In 1978 a major motion picture about the life and career of Buddy Holly sparked a renewed interest in Holly and his music. Former Crickets Jerry Allison and Sonny Curtis reunited with Holly’s original bass player Joe B. Mauldin for a tour. Curtis stayed with the band until 1986, when he left to pursue a second solo career, and was replaced by singer Gordon Payne. In 1988 the Crickets recorded a single produced by Paul McCartney entitled “T-Shirt.” This record was a minor hit and led to the release of an album by the same name on Epic Records. Throughout the 1990s and the early 2000s the Crickets, with Allison, Curtis, and Mauldin as a trio, continued to tour internationally and recorded several albums, including The Crickets and Their Buddies, which featured guest appearances by various artists, including Eric Clapton, John Prine, J. D. Souther, Nanci Griffith, Waylon Jennings, Bobby Vee, Phil and Jason Everly, Albert Lee, and Graham Nash.

Buddy Holly and the Crickets had a major impact, not only on the music of their peers, but also on later generations of musicians.

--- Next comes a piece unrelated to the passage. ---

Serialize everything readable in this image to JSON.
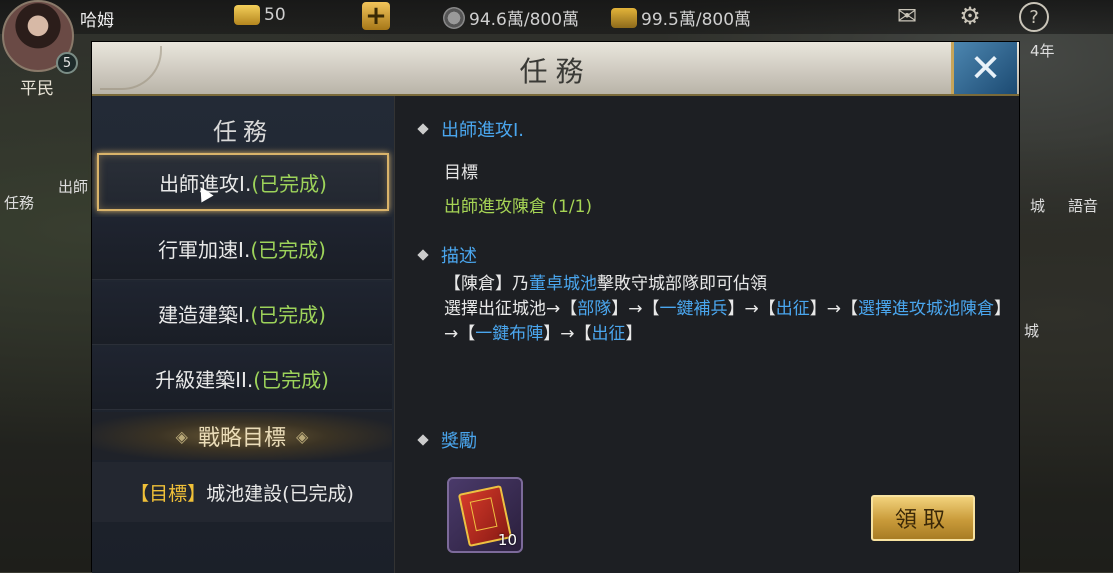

The Crickets were one of the first rock--and-roll bands to write, record, and perform their own songs, which helped pave the way for many 1960s rock bands to do the same. The Crickets were also a major influence on pop superstars, the Beatles. One of the earliest songs John Lennon learned to play was the Crickets first Number 1 hit, “That’ll Be the Day.” Lennon, together with Paul McCartney as the Quarrymen, recorded the Holly tune in 1958. In fact, the Crickets not only inspired the Beatles’ musical style but also the band’s name. Lennon and McCartney reportedly chose the name “Beatles” in part as a tribute to Holly’s Crickets.

BIBLIOGRAPHY: 

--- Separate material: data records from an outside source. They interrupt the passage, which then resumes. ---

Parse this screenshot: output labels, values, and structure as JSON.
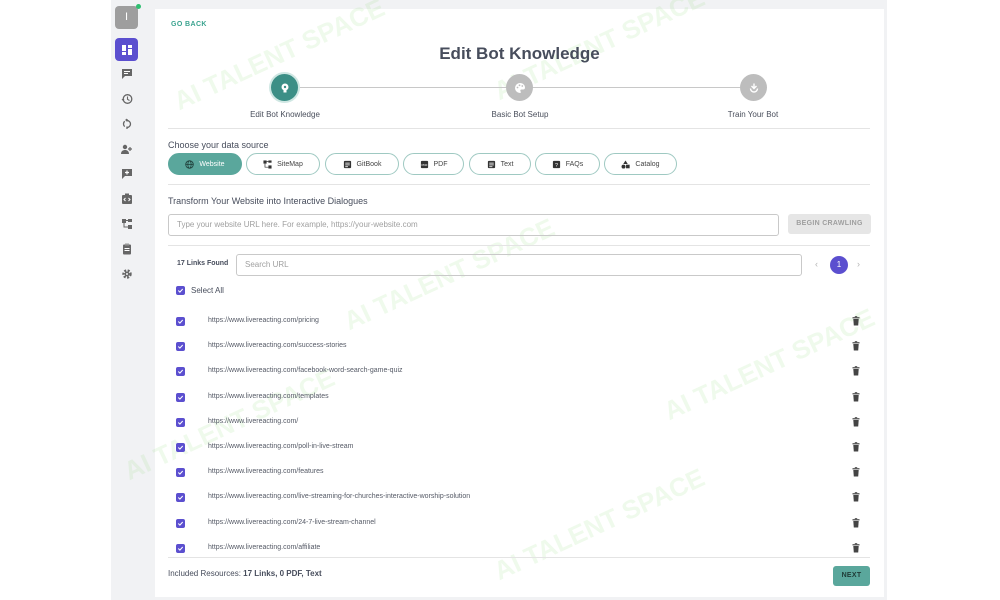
{
  "sidebar": {
    "avatar_initial": "I",
    "items": [
      {
        "icon": "dashboard-icon",
        "active": true
      },
      {
        "icon": "chat-icon",
        "active": false
      },
      {
        "icon": "history-icon",
        "active": false
      },
      {
        "icon": "sync-icon",
        "active": false
      },
      {
        "icon": "users-icon",
        "active": false
      },
      {
        "icon": "add-comment-icon",
        "active": false
      },
      {
        "icon": "code-icon",
        "active": false
      },
      {
        "icon": "sitemap-icon",
        "active": false
      },
      {
        "icon": "clipboard-icon",
        "active": false
      },
      {
        "icon": "gear-icon",
        "active": false
      }
    ]
  },
  "header": {
    "go_back": "GO BACK",
    "title": "Edit Bot Knowledge"
  },
  "stepper": {
    "steps": [
      {
        "label": "Edit Bot Knowledge",
        "state": "current"
      },
      {
        "label": "Basic Bot Setup",
        "state": "pending"
      },
      {
        "label": "Train Your Bot",
        "state": "pending"
      }
    ]
  },
  "source": {
    "label": "Choose your data source",
    "chips": [
      {
        "label": "Website",
        "icon": "globe-icon",
        "active": true
      },
      {
        "label": "SiteMap",
        "icon": "sitemap-icon",
        "active": false
      },
      {
        "label": "GitBook",
        "icon": "book-icon",
        "active": false
      },
      {
        "label": "PDF",
        "icon": "pdf-icon",
        "active": false
      },
      {
        "label": "Text",
        "icon": "text-icon",
        "active": false
      },
      {
        "label": "FAQs",
        "icon": "faq-icon",
        "active": false
      },
      {
        "label": "Catalog",
        "icon": "shapes-icon",
        "active": false
      }
    ]
  },
  "website": {
    "heading": "Transform Your Website into Interactive Dialogues",
    "url_placeholder": "Type your website URL here. For example, https://your-website.com",
    "crawl_button": "BEGIN CRAWLING"
  },
  "links": {
    "found_label": "17 Links Found",
    "search_placeholder": "Search URL",
    "current_page": "1",
    "prev_arrow": "‹",
    "next_arrow": "›",
    "select_all_label": "Select All",
    "items": [
      "https://www.livereacting.com/pricing",
      "https://www.livereacting.com/success-stories",
      "https://www.livereacting.com/facebook-word-search-game-quiz",
      "https://www.livereacting.com/templates",
      "https://www.livereacting.com/",
      "https://www.livereacting.com/poll-in-live-stream",
      "https://www.livereacting.com/features",
      "https://www.livereacting.com/live-streaming-for-churches-interactive-worship-solution",
      "https://www.livereacting.com/24-7-live-stream-channel",
      "https://www.livereacting.com/affiliate"
    ]
  },
  "footer": {
    "resources_label": "Included Resources:",
    "resources_value": "17 Links, 0 PDF, Text",
    "next_button": "NEXT"
  },
  "watermark": "AI TALENT SPACE",
  "colors": {
    "primary_purple": "#5b4fcf",
    "accent_teal": "#5aa79c",
    "step_done": "#3c8f86"
  }
}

Buddy Holly and the Crickets.com (http://www.buddyhollyonline.com/main.html), accessed October 21, 2009. Buddy Holly Center (http;//www.buddyhollycenter.org), accessed October 27, 2009. John Goldrosen and John Beecher, Remembering Buddy: the Definitive Biography (New York: Penguin, 1975). Gary Hickinbotham, “A History of the Texas Recording Industry,” Journal of Texas Music History Vol 4, Issue 1 (Spring 2001). Jerry Naylor, Email Correspondence with Aimee Jameson, November 7, 2007. Philip Norman, Shout! The Beatles in Their Generation, (New York: Fireside Books, 1996). Charles Gower Price, “Sources of American Styles in the Music of the Beatles,” American Music, Vol 15, No2 (Summer 1997).

Aimee Jameson

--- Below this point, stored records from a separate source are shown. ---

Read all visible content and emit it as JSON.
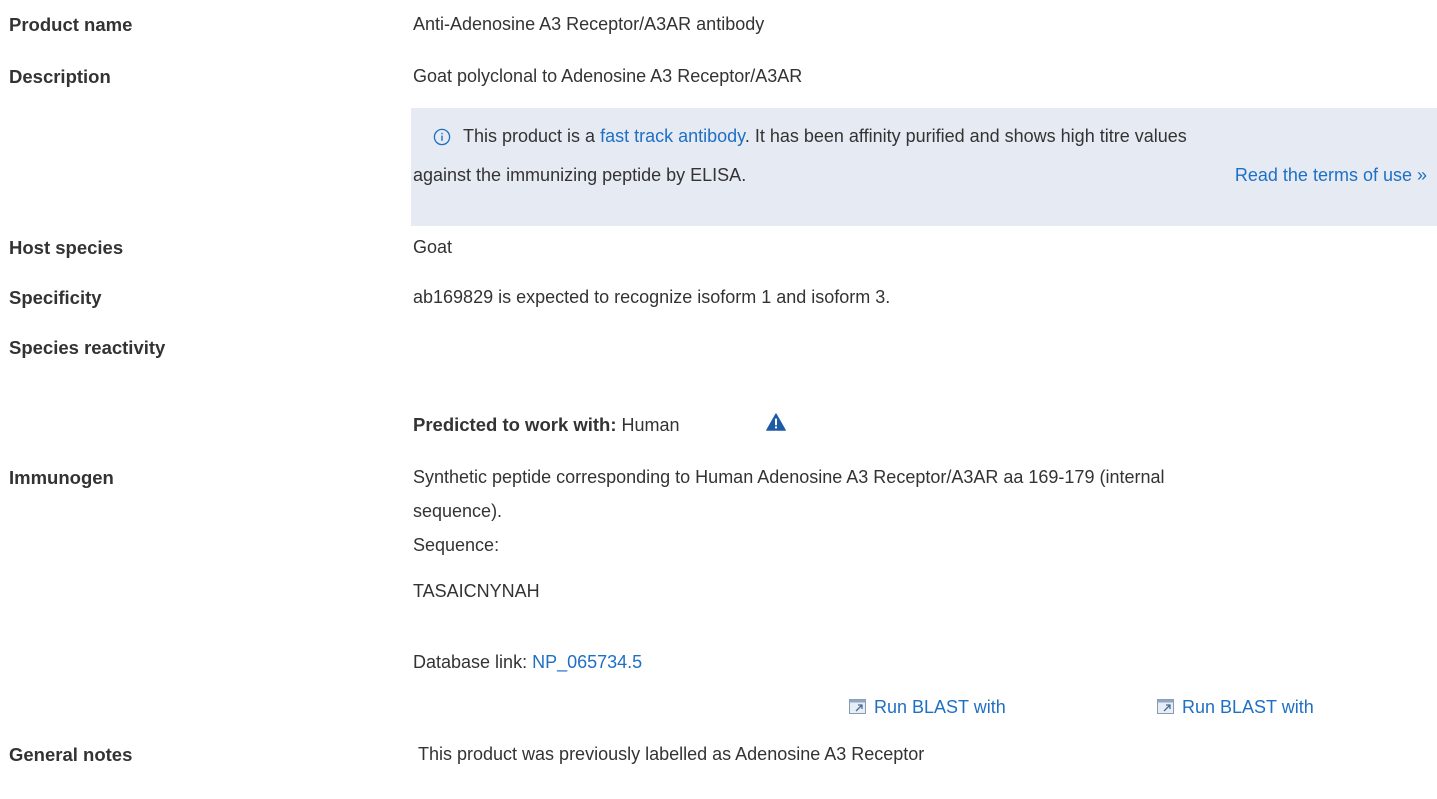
{
  "rows": {
    "product_name": {
      "label": "Product name",
      "value": "Anti-Adenosine A3 Receptor/A3AR antibody"
    },
    "description": {
      "label": "Description",
      "value": "Goat polyclonal to Adenosine A3 Receptor/A3AR"
    },
    "host_species": {
      "label": "Host species",
      "value": "Goat"
    },
    "specificity": {
      "label": "Specificity",
      "value": "ab169829 is expected to recognize isoform 1 and isoform 3."
    },
    "species_reactivity": {
      "label": "Species reactivity",
      "predicted_label": "Predicted to work with:",
      "predicted_value": "Human"
    },
    "immunogen": {
      "label": "Immunogen",
      "line1": "Synthetic peptide corresponding to Human Adenosine A3 Receptor/A3AR aa 169-179 (internal",
      "line2": "sequence).",
      "sequence_label": "Sequence:",
      "sequence": "TASAICNYNAH",
      "database_prefix": "Database link: ",
      "database_link": "NP_065734.5",
      "blast_1": "Run BLAST with",
      "blast_2": "Run BLAST with"
    },
    "general_notes": {
      "label": "General notes",
      "value": "This product was previously labelled as Adenosine A3 Receptor"
    }
  },
  "notice": {
    "text_before": "This product is a ",
    "link": "fast track antibody",
    "text_after": ". It has been affinity purified and shows high titre values",
    "line2": "against the immunizing peptide by ELISA.",
    "terms_link": "Read the terms of use »"
  },
  "colors": {
    "link": "#1f6fc5",
    "notice_bg": "#e6ebf3",
    "text": "#333333",
    "warning": "#1f5aa6"
  },
  "icons": {
    "info": "info-circle-icon",
    "warning": "warning-triangle-icon",
    "blast": "external-window-icon"
  }
}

Citation

The following, adapted from the Chicago Manual of Style, 15th edition, is the preferred citation for this article.

Aimee Jameson, "THE CRICKETS," Handbook of Texas Online (http://www.tshaonline.org/handbook/online/articles/xgc02), accessed December 19, 2014. Uploaded on June 25, 2014. Modified on September 1, 2014. Published by the Texas State Historical Association.